■ **Given records**:
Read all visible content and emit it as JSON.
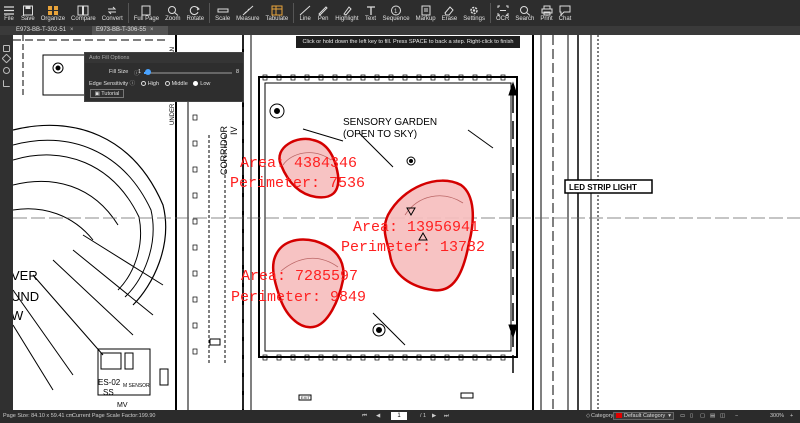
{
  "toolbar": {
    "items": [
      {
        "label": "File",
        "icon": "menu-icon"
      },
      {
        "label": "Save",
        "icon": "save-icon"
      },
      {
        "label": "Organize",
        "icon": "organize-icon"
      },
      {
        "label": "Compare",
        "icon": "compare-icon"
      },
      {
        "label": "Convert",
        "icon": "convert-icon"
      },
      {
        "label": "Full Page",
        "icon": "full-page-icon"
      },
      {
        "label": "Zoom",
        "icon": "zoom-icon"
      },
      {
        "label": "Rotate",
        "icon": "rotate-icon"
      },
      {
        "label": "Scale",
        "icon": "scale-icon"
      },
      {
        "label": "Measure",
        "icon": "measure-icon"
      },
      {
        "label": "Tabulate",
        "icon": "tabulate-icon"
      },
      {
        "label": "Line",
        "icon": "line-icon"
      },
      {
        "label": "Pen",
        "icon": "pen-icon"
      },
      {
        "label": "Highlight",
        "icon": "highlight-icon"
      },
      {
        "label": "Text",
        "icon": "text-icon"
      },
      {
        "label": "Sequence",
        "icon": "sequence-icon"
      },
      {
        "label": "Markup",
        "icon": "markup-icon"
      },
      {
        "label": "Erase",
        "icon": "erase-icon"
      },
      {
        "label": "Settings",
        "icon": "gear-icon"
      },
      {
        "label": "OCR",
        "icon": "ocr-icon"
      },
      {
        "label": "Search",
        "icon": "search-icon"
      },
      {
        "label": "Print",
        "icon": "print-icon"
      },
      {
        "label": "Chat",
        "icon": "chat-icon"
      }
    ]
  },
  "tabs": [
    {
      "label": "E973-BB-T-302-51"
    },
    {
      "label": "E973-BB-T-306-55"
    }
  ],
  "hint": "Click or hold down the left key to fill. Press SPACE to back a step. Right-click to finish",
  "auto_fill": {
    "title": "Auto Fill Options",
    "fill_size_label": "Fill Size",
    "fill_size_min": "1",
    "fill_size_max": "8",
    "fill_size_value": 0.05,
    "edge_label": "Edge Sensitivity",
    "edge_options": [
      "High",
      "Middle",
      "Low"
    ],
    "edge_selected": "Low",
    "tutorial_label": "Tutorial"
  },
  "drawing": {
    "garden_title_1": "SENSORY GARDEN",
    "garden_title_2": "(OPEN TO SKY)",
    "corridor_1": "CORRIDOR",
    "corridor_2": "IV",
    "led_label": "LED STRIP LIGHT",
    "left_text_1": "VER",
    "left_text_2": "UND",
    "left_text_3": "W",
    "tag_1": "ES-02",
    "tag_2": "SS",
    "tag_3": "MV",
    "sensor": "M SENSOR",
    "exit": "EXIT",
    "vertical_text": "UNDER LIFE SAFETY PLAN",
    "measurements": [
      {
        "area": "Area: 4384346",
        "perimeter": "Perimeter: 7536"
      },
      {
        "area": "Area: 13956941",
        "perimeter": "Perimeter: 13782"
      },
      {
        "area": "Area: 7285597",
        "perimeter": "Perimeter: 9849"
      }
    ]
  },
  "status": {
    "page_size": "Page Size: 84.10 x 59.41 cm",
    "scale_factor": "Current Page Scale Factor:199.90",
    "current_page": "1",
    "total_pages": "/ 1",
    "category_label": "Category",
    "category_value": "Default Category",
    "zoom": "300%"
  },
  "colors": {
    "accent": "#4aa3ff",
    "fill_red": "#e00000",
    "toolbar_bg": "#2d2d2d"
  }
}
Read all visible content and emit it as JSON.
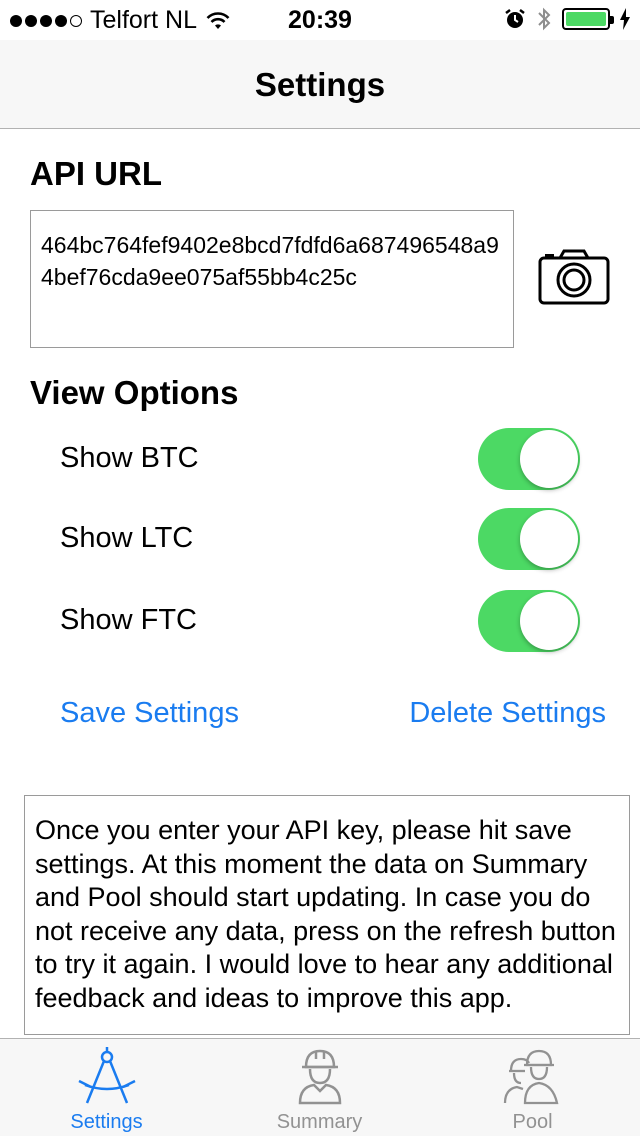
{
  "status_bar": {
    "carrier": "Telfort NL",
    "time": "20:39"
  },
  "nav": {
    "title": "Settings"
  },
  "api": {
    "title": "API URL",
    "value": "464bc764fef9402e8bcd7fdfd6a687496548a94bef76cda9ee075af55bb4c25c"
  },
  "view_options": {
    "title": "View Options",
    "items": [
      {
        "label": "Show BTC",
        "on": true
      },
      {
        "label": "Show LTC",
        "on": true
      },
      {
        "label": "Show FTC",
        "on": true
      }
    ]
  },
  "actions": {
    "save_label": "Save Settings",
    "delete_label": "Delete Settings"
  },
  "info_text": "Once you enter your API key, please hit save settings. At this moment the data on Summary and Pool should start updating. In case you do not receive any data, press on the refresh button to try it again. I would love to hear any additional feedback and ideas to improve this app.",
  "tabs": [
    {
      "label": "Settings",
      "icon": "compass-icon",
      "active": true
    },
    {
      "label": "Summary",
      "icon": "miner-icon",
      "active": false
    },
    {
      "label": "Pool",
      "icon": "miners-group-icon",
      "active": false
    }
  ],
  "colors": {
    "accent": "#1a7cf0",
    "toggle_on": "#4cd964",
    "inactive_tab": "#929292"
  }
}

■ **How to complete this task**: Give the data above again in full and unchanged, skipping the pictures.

■ **Exercise answer**:
Read all visible content and emit it as JSON.
{
  "toolbar": {
    "items": [
      {
        "label": "File",
        "icon": "menu-icon"
      },
      {
        "label": "Save",
        "icon": "save-icon"
      },
      {
        "label": "Organize",
        "icon": "organize-icon"
      },
      {
        "label": "Compare",
        "icon": "compare-icon"
      },
      {
        "label": "Convert",
        "icon": "convert-icon"
      },
      {
        "label": "Full Page",
        "icon": "full-page-icon"
      },
      {
        "label": "Zoom",
        "icon": "zoom-icon"
      },
      {
        "label": "Rotate",
        "icon": "rotate-icon"
      },
      {
        "label": "Scale",
        "icon": "scale-icon"
      },
      {
        "label": "Measure",
        "icon": "measure-icon"
      },
      {
        "label": "Tabulate",
        "icon": "tabulate-icon"
      },
      {
        "label": "Line",
        "icon": "line-icon"
      },
      {
        "label": "Pen",
        "icon": "pen-icon"
      },
      {
        "label": "Highlight",
        "icon": "highlight-icon"
      },
      {
        "label": "Text",
        "icon": "text-icon"
      },
      {
        "label": "Sequence",
        "icon": "sequence-icon"
      },
      {
        "label": "Markup",
        "icon": "markup-icon"
      },
      {
        "label": "Erase",
        "icon": "erase-icon"
      },
      {
        "label": "Settings",
        "icon": "gear-icon"
      },
      {
        "label": "OCR",
        "icon": "ocr-icon"
      },
      {
        "label": "Search",
        "icon": "search-icon"
      },
      {
        "label": "Print",
        "icon": "print-icon"
      },
      {
        "label": "Chat",
        "icon": "chat-icon"
      }
    ]
  },
  "tabs": [
    {
      "label": "E973-BB-T-302-51"
    },
    {
      "label": "E973-BB-T-306-55"
    }
  ],
  "hint": "Click or hold down the left key to fill. Press SPACE to back a step. Right-click to finish",
  "auto_fill": {
    "title": "Auto Fill Options",
    "fill_size_label": "Fill Size",
    "fill_size_min": "1",
    "fill_size_max": "8",
    "fill_size_value": 0.05,
    "edge_label": "Edge Sensitivity",
    "edge_options": [
      "High",
      "Middle",
      "Low"
    ],
    "edge_selected": "Low",
    "tutorial_label": "Tutorial"
  },
  "drawing": {
    "garden_title_1": "SENSORY GARDEN",
    "garden_title_2": "(OPEN TO SKY)",
    "corridor_1": "CORRIDOR",
    "corridor_2": "IV",
    "led_label": "LED STRIP LIGHT",
    "left_text_1": "VER",
    "left_text_2": "UND",
    "left_text_3": "W",
    "tag_1": "ES-02",
    "tag_2": "SS",
    "tag_3": "MV",
    "sensor": "M SENSOR",
    "exit": "EXIT",
    "vertical_text": "UNDER LIFE SAFETY PLAN",
    "measurements": [
      {
        "area": "Area: 4384346",
        "perimeter": "Perimeter: 7536"
      },
      {
        "area": "Area: 13956941",
        "perimeter": "Perimeter: 13782"
      },
      {
        "area": "Area: 7285597",
        "perimeter": "Perimeter: 9849"
      }
    ]
  },
  "status": {
    "page_size": "Page Size: 84.10 x 59.41 cm",
    "scale_factor": "Current Page Scale Factor:199.90",
    "current_page": "1",
    "total_pages": "/ 1",
    "category_label": "Category",
    "category_value": "Default Category",
    "zoom": "300%"
  },
  "colors": {
    "accent": "#4aa3ff",
    "fill_red": "#e00000",
    "toolbar_bg": "#2d2d2d"
  }
}
Read all visible content and emit it as JSON.
{
  "status_bar": {
    "carrier": "Telfort NL",
    "time": "20:39"
  },
  "nav": {
    "title": "Settings"
  },
  "api": {
    "title": "API URL",
    "value": "464bc764fef9402e8bcd7fdfd6a687496548a94bef76cda9ee075af55bb4c25c"
  },
  "view_options": {
    "title": "View Options",
    "items": [
      {
        "label": "Show BTC",
        "on": true
      },
      {
        "label": "Show LTC",
        "on": true
      },
      {
        "label": "Show FTC",
        "on": true
      }
    ]
  },
  "actions": {
    "save_label": "Save Settings",
    "delete_label": "Delete Settings"
  },
  "info_text": "Once you enter your API key, please hit save settings. At this moment the data on Summary and Pool should start updating. In case you do not receive any data, press on the refresh button to try it again. I would love to hear any additional feedback and ideas to improve this app.",
  "tabs": [
    {
      "label": "Settings",
      "icon": "compass-icon",
      "active": true
    },
    {
      "label": "Summary",
      "icon": "miner-icon",
      "active": false
    },
    {
      "label": "Pool",
      "icon": "miners-group-icon",
      "active": false
    }
  ],
  "colors": {
    "accent": "#1a7cf0",
    "toggle_on": "#4cd964",
    "inactive_tab": "#929292"
  }
}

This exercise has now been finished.